[What you are asked to do] Copy the records word for word, omitting all pictures.
── Data for this exercise ──
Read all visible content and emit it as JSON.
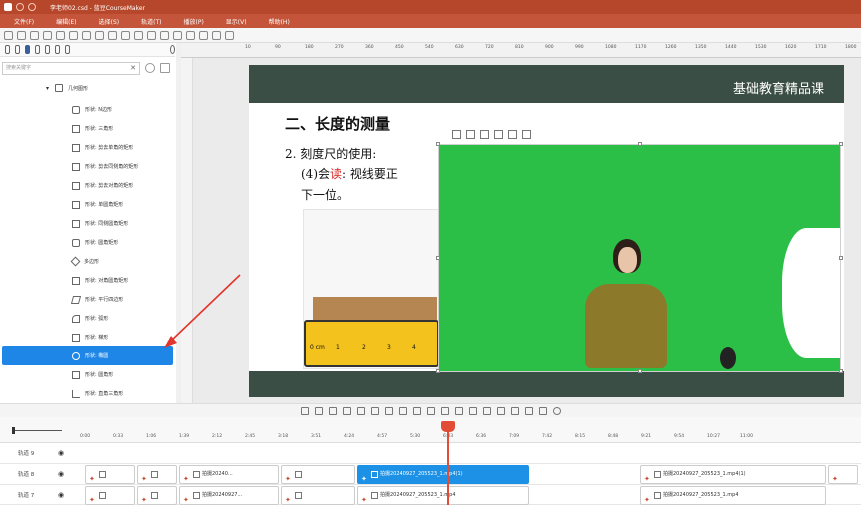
{
  "app": {
    "title": "李老师02.csd - 蓝豆CourseMaker"
  },
  "menu": [
    "文件(F)",
    "编辑(E)",
    "选择(S)",
    "轨道(T)",
    "播放(P)",
    "显示(V)",
    "帮助(H)"
  ],
  "sidebar": {
    "search_placeholder": "搜索关键字",
    "group": "几何图形",
    "items": [
      "形状: N边形",
      "形状: 三角形",
      "形状: 剪去单角的矩形",
      "形状: 剪去同侧角的矩形",
      "形状: 剪去对角的矩形",
      "形状: 单圆角矩形",
      "形状: 同侧圆角矩形",
      "形状: 圆角矩形",
      "多边形",
      "形状: 对角圆角矩形",
      "形状: 平行四边形",
      "形状: 弧形",
      "形状: 梯形",
      "形状: 椭圆",
      "形状: 圆角形",
      "形状: 直角三角形"
    ],
    "selected_index": 13
  },
  "ruler": [
    "10",
    "90",
    "180",
    "270",
    "360",
    "450",
    "540",
    "630",
    "720",
    "810",
    "900",
    "990",
    "1080",
    "1170",
    "1260",
    "1350",
    "1440",
    "1530",
    "1620",
    "1710",
    "1800"
  ],
  "slide": {
    "brand": "基础教育精品课",
    "heading": "二、长度的测量",
    "line1": "2. 刻度尺的使用:",
    "line2_prefix": "(4)会",
    "line2_red": "读",
    "line2_rest": ": 视线要正",
    "line3": "下一位。",
    "ruler_labels": [
      "0 cm",
      "1",
      "2",
      "3",
      "4"
    ]
  },
  "timeline": {
    "ticks": [
      "0:00",
      "0:33",
      "1:06",
      "1:39",
      "2:12",
      "2:45",
      "3:18",
      "3:51",
      "4:24",
      "4:57",
      "5:30",
      "6:03",
      "6:36",
      "7:09",
      "7:42",
      "8:15",
      "8:48",
      "9:21",
      "9:54",
      "10:27",
      "11:00"
    ],
    "tracks": [
      {
        "name": "轨道 9"
      },
      {
        "name": "轨道 8"
      },
      {
        "name": "轨道 7"
      }
    ],
    "clips": {
      "c1": "拍摄20240927_205523_1.mp4(1)",
      "c2": "拍摄20240927_205523_1.mp4(1)",
      "c3": "拍摄20240...",
      "c4": "拍摄20240927...",
      "c5": "拍摄20240927_205523_1.mp4",
      "c6": "拍摄20240927_205523_1.mp4"
    }
  },
  "colors": {
    "accent": "#1e86e6",
    "title_bar": "#b7472a",
    "slide_header": "#3b4e45",
    "green_screen": "#2bbf47",
    "playhead": "#e24c34"
  }
}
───
[Reply]
Read all visible content and emit it as JSON.
{
  "app": {
    "title": "李老师02.csd - 蓝豆CourseMaker"
  },
  "menu": [
    "文件(F)",
    "编辑(E)",
    "选择(S)",
    "轨道(T)",
    "播放(P)",
    "显示(V)",
    "帮助(H)"
  ],
  "sidebar": {
    "search_placeholder": "搜索关键字",
    "group": "几何图形",
    "items": [
      "形状: N边形",
      "形状: 三角形",
      "形状: 剪去单角的矩形",
      "形状: 剪去同侧角的矩形",
      "形状: 剪去对角的矩形",
      "形状: 单圆角矩形",
      "形状: 同侧圆角矩形",
      "形状: 圆角矩形",
      "多边形",
      "形状: 对角圆角矩形",
      "形状: 平行四边形",
      "形状: 弧形",
      "形状: 梯形",
      "形状: 椭圆",
      "形状: 圆角形",
      "形状: 直角三角形"
    ],
    "selected_index": 13
  },
  "ruler": [
    "10",
    "90",
    "180",
    "270",
    "360",
    "450",
    "540",
    "630",
    "720",
    "810",
    "900",
    "990",
    "1080",
    "1170",
    "1260",
    "1350",
    "1440",
    "1530",
    "1620",
    "1710",
    "1800"
  ],
  "slide": {
    "brand": "基础教育精品课",
    "heading": "二、长度的测量",
    "line1": "2. 刻度尺的使用:",
    "line2_prefix": "(4)会",
    "line2_red": "读",
    "line2_rest": ": 视线要正",
    "line3": "下一位。",
    "ruler_labels": [
      "0 cm",
      "1",
      "2",
      "3",
      "4"
    ]
  },
  "timeline": {
    "ticks": [
      "0:00",
      "0:33",
      "1:06",
      "1:39",
      "2:12",
      "2:45",
      "3:18",
      "3:51",
      "4:24",
      "4:57",
      "5:30",
      "6:03",
      "6:36",
      "7:09",
      "7:42",
      "8:15",
      "8:48",
      "9:21",
      "9:54",
      "10:27",
      "11:00"
    ],
    "tracks": [
      {
        "name": "轨道 9"
      },
      {
        "name": "轨道 8"
      },
      {
        "name": "轨道 7"
      }
    ],
    "clips": {
      "c1": "拍摄20240927_205523_1.mp4(1)",
      "c2": "拍摄20240927_205523_1.mp4(1)",
      "c3": "拍摄20240...",
      "c4": "拍摄20240927...",
      "c5": "拍摄20240927_205523_1.mp4",
      "c6": "拍摄20240927_205523_1.mp4"
    }
  },
  "colors": {
    "accent": "#1e86e6",
    "title_bar": "#b7472a",
    "slide_header": "#3b4e45",
    "green_screen": "#2bbf47",
    "playhead": "#e24c34"
  }
}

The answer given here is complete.